Work item: For every entry, output the exact wording.

Supplied material:
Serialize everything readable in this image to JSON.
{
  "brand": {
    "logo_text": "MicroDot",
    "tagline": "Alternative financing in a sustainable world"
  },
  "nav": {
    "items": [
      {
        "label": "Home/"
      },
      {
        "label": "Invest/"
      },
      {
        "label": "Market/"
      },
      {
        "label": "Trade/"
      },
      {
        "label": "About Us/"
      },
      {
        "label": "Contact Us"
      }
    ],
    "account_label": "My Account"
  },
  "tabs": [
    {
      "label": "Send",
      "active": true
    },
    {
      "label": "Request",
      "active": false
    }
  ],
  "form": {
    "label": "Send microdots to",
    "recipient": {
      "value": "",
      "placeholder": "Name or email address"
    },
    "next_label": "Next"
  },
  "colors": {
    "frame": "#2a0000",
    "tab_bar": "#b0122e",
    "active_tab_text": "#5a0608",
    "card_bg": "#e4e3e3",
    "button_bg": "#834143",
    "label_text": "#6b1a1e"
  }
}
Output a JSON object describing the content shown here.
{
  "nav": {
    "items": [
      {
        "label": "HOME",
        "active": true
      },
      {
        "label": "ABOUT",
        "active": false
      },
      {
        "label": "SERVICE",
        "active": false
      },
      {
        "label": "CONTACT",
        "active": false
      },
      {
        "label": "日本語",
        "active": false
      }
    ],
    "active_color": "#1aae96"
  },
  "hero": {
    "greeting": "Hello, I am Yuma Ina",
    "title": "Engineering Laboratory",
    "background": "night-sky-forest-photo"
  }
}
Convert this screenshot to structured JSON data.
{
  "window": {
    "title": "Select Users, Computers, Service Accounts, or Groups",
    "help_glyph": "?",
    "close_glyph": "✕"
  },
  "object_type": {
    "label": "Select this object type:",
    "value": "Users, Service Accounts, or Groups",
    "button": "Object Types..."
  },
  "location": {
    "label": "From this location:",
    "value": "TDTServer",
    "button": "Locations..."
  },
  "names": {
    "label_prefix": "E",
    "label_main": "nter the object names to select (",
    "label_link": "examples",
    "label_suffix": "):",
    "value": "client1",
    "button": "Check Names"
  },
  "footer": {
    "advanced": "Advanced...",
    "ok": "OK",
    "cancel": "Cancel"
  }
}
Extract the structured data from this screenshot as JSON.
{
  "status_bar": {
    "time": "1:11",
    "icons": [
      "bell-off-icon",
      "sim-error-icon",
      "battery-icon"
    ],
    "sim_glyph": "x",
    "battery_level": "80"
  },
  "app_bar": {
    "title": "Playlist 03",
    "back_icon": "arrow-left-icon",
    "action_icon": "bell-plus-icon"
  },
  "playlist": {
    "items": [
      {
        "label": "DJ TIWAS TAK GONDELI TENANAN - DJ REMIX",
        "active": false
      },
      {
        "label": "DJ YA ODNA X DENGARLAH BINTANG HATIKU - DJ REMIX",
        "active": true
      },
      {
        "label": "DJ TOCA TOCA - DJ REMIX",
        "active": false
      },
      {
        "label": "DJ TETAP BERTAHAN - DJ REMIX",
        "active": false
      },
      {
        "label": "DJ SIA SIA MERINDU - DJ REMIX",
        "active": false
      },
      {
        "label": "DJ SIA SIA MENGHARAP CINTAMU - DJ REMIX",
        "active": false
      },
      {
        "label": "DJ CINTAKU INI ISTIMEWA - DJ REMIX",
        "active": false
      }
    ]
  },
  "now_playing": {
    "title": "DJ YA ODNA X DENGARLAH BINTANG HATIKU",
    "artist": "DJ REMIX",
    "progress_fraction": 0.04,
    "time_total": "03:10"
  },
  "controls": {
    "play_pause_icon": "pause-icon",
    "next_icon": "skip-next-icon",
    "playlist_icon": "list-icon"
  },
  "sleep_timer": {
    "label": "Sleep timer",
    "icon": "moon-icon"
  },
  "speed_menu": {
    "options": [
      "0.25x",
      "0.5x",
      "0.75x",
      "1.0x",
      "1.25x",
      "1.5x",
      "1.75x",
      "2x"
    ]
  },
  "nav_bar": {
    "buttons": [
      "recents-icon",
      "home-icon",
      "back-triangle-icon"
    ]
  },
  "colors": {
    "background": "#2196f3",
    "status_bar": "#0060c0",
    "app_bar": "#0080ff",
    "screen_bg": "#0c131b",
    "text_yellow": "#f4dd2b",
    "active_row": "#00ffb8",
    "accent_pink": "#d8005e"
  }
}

Exercise output:
Serialize everything readable in this image to JSON.
{
  "brand": {
    "logo_text": "MicroDot",
    "tagline": "Alternative financing in a sustainable world"
  },
  "nav": {
    "items": [
      {
        "label": "Home/"
      },
      {
        "label": "Invest/"
      },
      {
        "label": "Market/"
      },
      {
        "label": "Trade/"
      },
      {
        "label": "About Us/"
      },
      {
        "label": "Contact Us"
      }
    ],
    "account_label": "My Account"
  },
  "tabs": [
    {
      "label": "Send",
      "active": true
    },
    {
      "label": "Request",
      "active": false
    }
  ],
  "form": {
    "label": "Send microdots to",
    "recipient": {
      "value": "",
      "placeholder": "Name or email address"
    },
    "next_label": "Next"
  },
  "colors": {
    "frame": "#2a0000",
    "tab_bar": "#b0122e",
    "active_tab_text": "#5a0608",
    "card_bg": "#e4e3e3",
    "button_bg": "#834143",
    "label_text": "#6b1a1e"
  }
}
Output a JSON object describing the content shown here.
{
  "nav": {
    "items": [
      {
        "label": "HOME",
        "active": true
      },
      {
        "label": "ABOUT",
        "active": false
      },
      {
        "label": "SERVICE",
        "active": false
      },
      {
        "label": "CONTACT",
        "active": false
      },
      {
        "label": "日本語",
        "active": false
      }
    ],
    "active_color": "#1aae96"
  },
  "hero": {
    "greeting": "Hello, I am Yuma Ina",
    "title": "Engineering Laboratory",
    "background": "night-sky-forest-photo"
  }
}
Convert this screenshot to structured JSON data.
{
  "window": {
    "title": "Select Users, Computers, Service Accounts, or Groups",
    "help_glyph": "?",
    "close_glyph": "✕"
  },
  "object_type": {
    "label": "Select this object type:",
    "value": "Users, Service Accounts, or Groups",
    "button": "Object Types..."
  },
  "location": {
    "label": "From this location:",
    "value": "TDTServer",
    "button": "Locations..."
  },
  "names": {
    "label_prefix": "E",
    "label_main": "nter the object names to select (",
    "label_link": "examples",
    "label_suffix": "):",
    "value": "client1",
    "button": "Check Names"
  },
  "footer": {
    "advanced": "Advanced...",
    "ok": "OK",
    "cancel": "Cancel"
  }
}
Extract the structured data from this screenshot as JSON.
{
  "status_bar": {
    "time": "1:11",
    "icons": [
      "bell-off-icon",
      "sim-error-icon",
      "battery-icon"
    ],
    "sim_glyph": "x",
    "battery_level": "80"
  },
  "app_bar": {
    "title": "Playlist 03",
    "back_icon": "arrow-left-icon",
    "action_icon": "bell-plus-icon"
  },
  "playlist": {
    "items": [
      {
        "label": "DJ TIWAS TAK GONDELI TENANAN - DJ REMIX",
        "active": false
      },
      {
        "label": "DJ YA ODNA X DENGARLAH BINTANG HATIKU - DJ REMIX",
        "active": true
      },
      {
        "label": "DJ TOCA TOCA - DJ REMIX",
        "active": false
      },
      {
        "label": "DJ TETAP BERTAHAN - DJ REMIX",
        "active": false
      },
      {
        "label": "DJ SIA SIA MERINDU - DJ REMIX",
        "active": false
      },
      {
        "label": "DJ SIA SIA MENGHARAP CINTAMU - DJ REMIX",
        "active": false
      },
      {
        "label": "DJ CINTAKU INI ISTIMEWA - DJ REMIX",
        "active": false
      }
    ]
  },
  "now_playing": {
    "title": "DJ YA ODNA X DENGARLAH BINTANG HATIKU",
    "artist": "DJ REMIX",
    "progress_fraction": 0.04,
    "time_total": "03:10"
  },
  "controls": {
    "play_pause_icon": "pause-icon",
    "next_icon": "skip-next-icon",
    "playlist_icon": "list-icon"
  },
  "sleep_timer": {
    "label": "Sleep timer",
    "icon": "moon-icon"
  },
  "speed_menu": {
    "options": [
      "0.25x",
      "0.5x",
      "0.75x",
      "1.0x",
      "1.25x",
      "1.5x",
      "1.75x",
      "2x"
    ]
  },
  "nav_bar": {
    "buttons": [
      "recents-icon",
      "home-icon",
      "back-triangle-icon"
    ]
  },
  "colors": {
    "background": "#2196f3",
    "status_bar": "#0060c0",
    "app_bar": "#0080ff",
    "screen_bg": "#0c131b",
    "text_yellow": "#f4dd2b",
    "active_row": "#00ffb8",
    "accent_pink": "#d8005e"
  }
}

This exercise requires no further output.